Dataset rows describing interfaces
□ □ □ □ □

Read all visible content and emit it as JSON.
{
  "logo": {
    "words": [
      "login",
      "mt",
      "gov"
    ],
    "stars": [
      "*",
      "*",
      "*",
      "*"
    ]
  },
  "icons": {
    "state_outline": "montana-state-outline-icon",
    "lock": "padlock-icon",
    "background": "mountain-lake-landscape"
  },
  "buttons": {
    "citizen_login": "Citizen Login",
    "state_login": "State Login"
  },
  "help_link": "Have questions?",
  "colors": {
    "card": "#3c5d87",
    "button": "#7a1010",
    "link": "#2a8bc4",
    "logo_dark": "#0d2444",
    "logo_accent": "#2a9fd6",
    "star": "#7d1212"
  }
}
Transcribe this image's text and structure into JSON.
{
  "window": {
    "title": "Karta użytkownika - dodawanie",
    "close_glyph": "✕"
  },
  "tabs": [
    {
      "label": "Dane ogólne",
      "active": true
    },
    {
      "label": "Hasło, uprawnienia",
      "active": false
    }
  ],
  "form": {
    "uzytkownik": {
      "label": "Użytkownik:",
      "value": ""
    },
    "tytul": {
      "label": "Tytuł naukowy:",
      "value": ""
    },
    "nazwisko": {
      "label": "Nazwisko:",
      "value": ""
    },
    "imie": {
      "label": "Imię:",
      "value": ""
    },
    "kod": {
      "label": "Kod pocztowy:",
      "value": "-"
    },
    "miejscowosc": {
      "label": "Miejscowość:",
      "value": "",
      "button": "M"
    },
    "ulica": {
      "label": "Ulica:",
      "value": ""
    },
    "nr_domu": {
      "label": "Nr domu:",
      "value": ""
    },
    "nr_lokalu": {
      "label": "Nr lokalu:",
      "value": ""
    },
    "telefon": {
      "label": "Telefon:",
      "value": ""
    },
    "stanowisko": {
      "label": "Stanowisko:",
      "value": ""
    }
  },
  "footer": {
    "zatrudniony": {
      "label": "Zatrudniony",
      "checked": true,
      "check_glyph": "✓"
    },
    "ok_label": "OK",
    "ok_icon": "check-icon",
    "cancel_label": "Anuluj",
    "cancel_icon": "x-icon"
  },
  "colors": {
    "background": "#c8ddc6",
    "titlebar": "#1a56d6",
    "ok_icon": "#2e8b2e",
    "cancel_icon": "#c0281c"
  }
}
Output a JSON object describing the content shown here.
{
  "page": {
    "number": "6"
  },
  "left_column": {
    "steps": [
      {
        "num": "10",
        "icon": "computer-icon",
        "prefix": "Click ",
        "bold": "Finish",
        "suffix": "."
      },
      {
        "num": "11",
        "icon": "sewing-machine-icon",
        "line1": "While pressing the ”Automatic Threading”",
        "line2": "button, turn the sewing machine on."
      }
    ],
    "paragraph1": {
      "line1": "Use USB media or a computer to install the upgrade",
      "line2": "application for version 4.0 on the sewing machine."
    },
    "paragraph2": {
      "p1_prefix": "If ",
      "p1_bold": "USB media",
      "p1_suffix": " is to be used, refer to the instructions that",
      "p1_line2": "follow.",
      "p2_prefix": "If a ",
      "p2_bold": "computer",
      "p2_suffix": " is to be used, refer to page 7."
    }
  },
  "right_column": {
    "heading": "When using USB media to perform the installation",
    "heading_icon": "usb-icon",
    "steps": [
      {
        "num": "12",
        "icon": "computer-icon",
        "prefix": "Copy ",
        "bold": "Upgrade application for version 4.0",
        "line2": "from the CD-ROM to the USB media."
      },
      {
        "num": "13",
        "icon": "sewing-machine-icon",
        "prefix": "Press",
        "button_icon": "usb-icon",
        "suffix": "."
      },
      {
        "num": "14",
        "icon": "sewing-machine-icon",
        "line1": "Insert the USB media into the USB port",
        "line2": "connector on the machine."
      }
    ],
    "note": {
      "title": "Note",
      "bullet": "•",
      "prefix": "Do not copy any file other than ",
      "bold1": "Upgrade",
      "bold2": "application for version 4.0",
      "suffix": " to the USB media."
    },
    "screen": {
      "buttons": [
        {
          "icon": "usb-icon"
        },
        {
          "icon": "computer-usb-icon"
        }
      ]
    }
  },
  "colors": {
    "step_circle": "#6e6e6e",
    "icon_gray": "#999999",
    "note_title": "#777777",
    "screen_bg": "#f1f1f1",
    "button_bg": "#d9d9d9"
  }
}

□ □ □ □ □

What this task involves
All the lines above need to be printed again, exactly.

Answer to this problem
Read all visible content and emit it as JSON.
{
  "logo": {
    "words": [
      "login",
      "mt",
      "gov"
    ],
    "stars": [
      "*",
      "*",
      "*",
      "*"
    ]
  },
  "icons": {
    "state_outline": "montana-state-outline-icon",
    "lock": "padlock-icon",
    "background": "mountain-lake-landscape"
  },
  "buttons": {
    "citizen_login": "Citizen Login",
    "state_login": "State Login"
  },
  "help_link": "Have questions?",
  "colors": {
    "card": "#3c5d87",
    "button": "#7a1010",
    "link": "#2a8bc4",
    "logo_dark": "#0d2444",
    "logo_accent": "#2a9fd6",
    "star": "#7d1212"
  }
}
Transcribe this image's text and structure into JSON.
{
  "window": {
    "title": "Karta użytkownika - dodawanie",
    "close_glyph": "✕"
  },
  "tabs": [
    {
      "label": "Dane ogólne",
      "active": true
    },
    {
      "label": "Hasło, uprawnienia",
      "active": false
    }
  ],
  "form": {
    "uzytkownik": {
      "label": "Użytkownik:",
      "value": ""
    },
    "tytul": {
      "label": "Tytuł naukowy:",
      "value": ""
    },
    "nazwisko": {
      "label": "Nazwisko:",
      "value": ""
    },
    "imie": {
      "label": "Imię:",
      "value": ""
    },
    "kod": {
      "label": "Kod pocztowy:",
      "value": "-"
    },
    "miejscowosc": {
      "label": "Miejscowość:",
      "value": "",
      "button": "M"
    },
    "ulica": {
      "label": "Ulica:",
      "value": ""
    },
    "nr_domu": {
      "label": "Nr domu:",
      "value": ""
    },
    "nr_lokalu": {
      "label": "Nr lokalu:",
      "value": ""
    },
    "telefon": {
      "label": "Telefon:",
      "value": ""
    },
    "stanowisko": {
      "label": "Stanowisko:",
      "value": ""
    }
  },
  "footer": {
    "zatrudniony": {
      "label": "Zatrudniony",
      "checked": true,
      "check_glyph": "✓"
    },
    "ok_label": "OK",
    "ok_icon": "check-icon",
    "cancel_label": "Anuluj",
    "cancel_icon": "x-icon"
  },
  "colors": {
    "background": "#c8ddc6",
    "titlebar": "#1a56d6",
    "ok_icon": "#2e8b2e",
    "cancel_icon": "#c0281c"
  }
}
Output a JSON object describing the content shown here.
{
  "page": {
    "number": "6"
  },
  "left_column": {
    "steps": [
      {
        "num": "10",
        "icon": "computer-icon",
        "prefix": "Click ",
        "bold": "Finish",
        "suffix": "."
      },
      {
        "num": "11",
        "icon": "sewing-machine-icon",
        "line1": "While pressing the ”Automatic Threading”",
        "line2": "button, turn the sewing machine on."
      }
    ],
    "paragraph1": {
      "line1": "Use USB media or a computer to install the upgrade",
      "line2": "application for version 4.0 on the sewing machine."
    },
    "paragraph2": {
      "p1_prefix": "If ",
      "p1_bold": "USB media",
      "p1_suffix": " is to be used, refer to the instructions that",
      "p1_line2": "follow.",
      "p2_prefix": "If a ",
      "p2_bold": "computer",
      "p2_suffix": " is to be used, refer to page 7."
    }
  },
  "right_column": {
    "heading": "When using USB media to perform the installation",
    "heading_icon": "usb-icon",
    "steps": [
      {
        "num": "12",
        "icon": "computer-icon",
        "prefix": "Copy ",
        "bold": "Upgrade application for version 4.0",
        "line2": "from the CD-ROM to the USB media."
      },
      {
        "num": "13",
        "icon": "sewing-machine-icon",
        "prefix": "Press",
        "button_icon": "usb-icon",
        "suffix": "."
      },
      {
        "num": "14",
        "icon": "sewing-machine-icon",
        "line1": "Insert the USB media into the USB port",
        "line2": "connector on the machine."
      }
    ],
    "note": {
      "title": "Note",
      "bullet": "•",
      "prefix": "Do not copy any file other than ",
      "bold1": "Upgrade",
      "bold2": "application for version 4.0",
      "suffix": " to the USB media."
    },
    "screen": {
      "buttons": [
        {
          "icon": "usb-icon"
        },
        {
          "icon": "computer-usb-icon"
        }
      ]
    }
  },
  "colors": {
    "step_circle": "#6e6e6e",
    "icon_gray": "#999999",
    "note_title": "#777777",
    "screen_bg": "#f1f1f1",
    "button_bg": "#d9d9d9"
  }
}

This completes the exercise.